Want to learn more about middle-level authors? Click on the link below:
Video Link: https://spark.adobe.com/video/g76cD5cSsLGGp
Online Presentation Blog Post
This week I had the opportunity to explore two new online presentation tools - Thinglink and Adobe Spark video. Click on the link below to read about my experiences and thoughts about each online tool:
Unit 6: Creating Infographics
Google Photos timeline: https://goo.gl/photos/esYS7iufgA5hnqpv7
My thoughts on Google Photos timeline:
I appreciated the ease of using Google Photos to create a timeline. The whole process was pretty simple, really. I chose the year 1980 (the year I was born!) and once I decided upon the ten events I wanted to add to my timeline, I searched the Internet for an image that corresponded to each event. I was careful that each image I selected was under the Creative Commons licensing. Some events didn’t have too many images to choose from, which made deciding on an image a little difficult. Once I found an image that I wanted to add to my timeline, I saved it to my desktop and then uploaded it into Google Photos. I then added text that described the event under each image. It was easy to click and drag on an image and/or text box if I wanted to change the order of the events.
Google Photos is so easy to use; I think anyone in any grade level can use it. As far as my classes, I can see my students creating a timeline using Google Photos as part of a research assignment. In my 7th grade classes, we touch upon the Civil War as part of our research unit. I could have students apply their research skills and use the information they found to create a timeline using Google Photos. Since photos would be included, it is also a great time to, once again, touch upon Creative Commons licensing. Another way I can see using Google Photos is when I’m co-teaching about the Holocaust. Again, students can take the information they researched and add it to their timeline using Google Photos.

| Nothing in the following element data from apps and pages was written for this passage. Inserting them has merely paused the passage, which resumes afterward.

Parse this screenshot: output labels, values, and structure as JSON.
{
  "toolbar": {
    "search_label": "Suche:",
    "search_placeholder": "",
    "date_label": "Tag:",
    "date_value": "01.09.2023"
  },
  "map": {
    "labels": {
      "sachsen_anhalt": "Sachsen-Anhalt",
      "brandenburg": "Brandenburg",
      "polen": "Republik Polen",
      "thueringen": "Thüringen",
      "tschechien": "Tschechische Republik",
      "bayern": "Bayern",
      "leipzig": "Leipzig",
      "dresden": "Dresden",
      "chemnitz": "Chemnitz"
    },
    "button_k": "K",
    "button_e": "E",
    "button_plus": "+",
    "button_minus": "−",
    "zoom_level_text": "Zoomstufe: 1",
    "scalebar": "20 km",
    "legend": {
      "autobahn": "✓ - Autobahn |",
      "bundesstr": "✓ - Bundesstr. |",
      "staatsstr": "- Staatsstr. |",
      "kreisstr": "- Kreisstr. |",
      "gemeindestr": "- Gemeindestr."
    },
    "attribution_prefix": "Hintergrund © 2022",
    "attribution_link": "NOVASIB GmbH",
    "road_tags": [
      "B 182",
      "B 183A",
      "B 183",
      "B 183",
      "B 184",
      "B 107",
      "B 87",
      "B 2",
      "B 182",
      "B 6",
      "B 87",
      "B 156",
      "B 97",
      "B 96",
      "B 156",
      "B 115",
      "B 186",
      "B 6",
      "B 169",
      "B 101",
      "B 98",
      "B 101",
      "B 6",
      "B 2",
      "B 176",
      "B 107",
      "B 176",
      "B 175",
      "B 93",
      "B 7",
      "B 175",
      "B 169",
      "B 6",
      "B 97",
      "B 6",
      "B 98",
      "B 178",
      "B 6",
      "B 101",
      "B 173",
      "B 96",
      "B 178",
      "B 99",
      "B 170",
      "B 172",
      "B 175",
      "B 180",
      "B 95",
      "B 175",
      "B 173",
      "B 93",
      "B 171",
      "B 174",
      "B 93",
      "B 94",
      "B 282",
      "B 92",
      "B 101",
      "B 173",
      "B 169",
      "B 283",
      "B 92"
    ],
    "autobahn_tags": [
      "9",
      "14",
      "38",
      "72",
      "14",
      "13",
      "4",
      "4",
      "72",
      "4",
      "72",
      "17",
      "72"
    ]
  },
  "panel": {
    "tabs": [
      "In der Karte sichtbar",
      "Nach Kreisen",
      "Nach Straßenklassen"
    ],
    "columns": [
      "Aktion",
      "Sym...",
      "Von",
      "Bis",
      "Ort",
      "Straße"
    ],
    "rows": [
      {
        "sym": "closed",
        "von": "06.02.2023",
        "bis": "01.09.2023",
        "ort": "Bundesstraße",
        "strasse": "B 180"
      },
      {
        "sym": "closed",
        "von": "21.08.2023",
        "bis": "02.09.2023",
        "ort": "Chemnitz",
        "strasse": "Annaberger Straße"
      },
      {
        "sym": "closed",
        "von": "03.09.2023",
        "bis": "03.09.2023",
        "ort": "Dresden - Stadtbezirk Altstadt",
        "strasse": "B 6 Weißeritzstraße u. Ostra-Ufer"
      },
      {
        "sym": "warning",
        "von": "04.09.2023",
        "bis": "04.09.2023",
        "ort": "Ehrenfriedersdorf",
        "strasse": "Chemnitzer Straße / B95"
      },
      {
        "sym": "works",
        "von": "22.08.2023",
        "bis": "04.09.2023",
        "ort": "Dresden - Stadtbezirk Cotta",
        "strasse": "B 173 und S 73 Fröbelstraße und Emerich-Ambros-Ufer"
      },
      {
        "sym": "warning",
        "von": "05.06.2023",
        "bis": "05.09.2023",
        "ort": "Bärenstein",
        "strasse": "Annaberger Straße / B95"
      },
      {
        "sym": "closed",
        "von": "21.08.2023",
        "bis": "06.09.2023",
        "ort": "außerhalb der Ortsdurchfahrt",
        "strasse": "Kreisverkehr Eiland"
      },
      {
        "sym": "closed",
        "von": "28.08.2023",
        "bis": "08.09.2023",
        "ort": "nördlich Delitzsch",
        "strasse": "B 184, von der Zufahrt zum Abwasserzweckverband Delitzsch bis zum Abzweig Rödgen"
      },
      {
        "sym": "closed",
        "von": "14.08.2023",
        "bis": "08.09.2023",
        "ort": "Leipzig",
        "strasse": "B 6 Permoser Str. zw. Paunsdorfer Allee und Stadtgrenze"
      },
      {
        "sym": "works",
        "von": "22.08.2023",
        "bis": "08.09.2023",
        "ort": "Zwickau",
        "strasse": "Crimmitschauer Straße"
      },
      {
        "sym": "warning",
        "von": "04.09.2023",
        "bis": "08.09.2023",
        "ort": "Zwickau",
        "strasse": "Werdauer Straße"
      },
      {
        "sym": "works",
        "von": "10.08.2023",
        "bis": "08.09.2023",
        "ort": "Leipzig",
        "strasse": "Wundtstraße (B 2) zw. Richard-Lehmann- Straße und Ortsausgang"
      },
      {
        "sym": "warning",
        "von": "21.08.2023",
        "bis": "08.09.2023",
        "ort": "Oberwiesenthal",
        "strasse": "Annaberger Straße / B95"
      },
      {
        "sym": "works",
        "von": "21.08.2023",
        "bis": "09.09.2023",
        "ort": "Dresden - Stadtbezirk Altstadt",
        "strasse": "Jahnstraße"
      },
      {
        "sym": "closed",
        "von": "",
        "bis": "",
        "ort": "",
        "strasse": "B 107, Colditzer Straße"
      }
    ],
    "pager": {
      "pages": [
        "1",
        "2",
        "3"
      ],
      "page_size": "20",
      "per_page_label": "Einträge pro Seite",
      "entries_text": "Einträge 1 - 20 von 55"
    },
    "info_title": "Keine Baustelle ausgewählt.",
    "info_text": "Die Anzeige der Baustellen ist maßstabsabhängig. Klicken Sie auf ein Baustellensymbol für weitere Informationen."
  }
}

In years past, I used Tiki Toki to create timelines and I really, really disliked the site. It wasn’t user-friendly at all. I actually did away with creating timelines in 7th grade when teaching research skills because I couldn’t find a site that I liked. I will definitely be adding the whole timeline component back into my research unit since I now have a new awareness of creating timelines using Google Photos.
Infographics Blog Post
Click on the link below to read about my thoughts on using infographics with middle school students.
Unit 7: Public Service Announcements
public service announcements blog Post
This week I watched two public service announcements, "The Essay" and "We Think". Click on the link below to read about my thoughts.
How can you use technology in the classroom?
This public service announcement was made by the tech director with the intention of being viewed by teachers at an upcoming inservice. This PSA is to make teachers aware of the importance of using technology in the classroom and it offers some suggestions of ways to incorporate the use of technology. Click on the link below to view the PSA.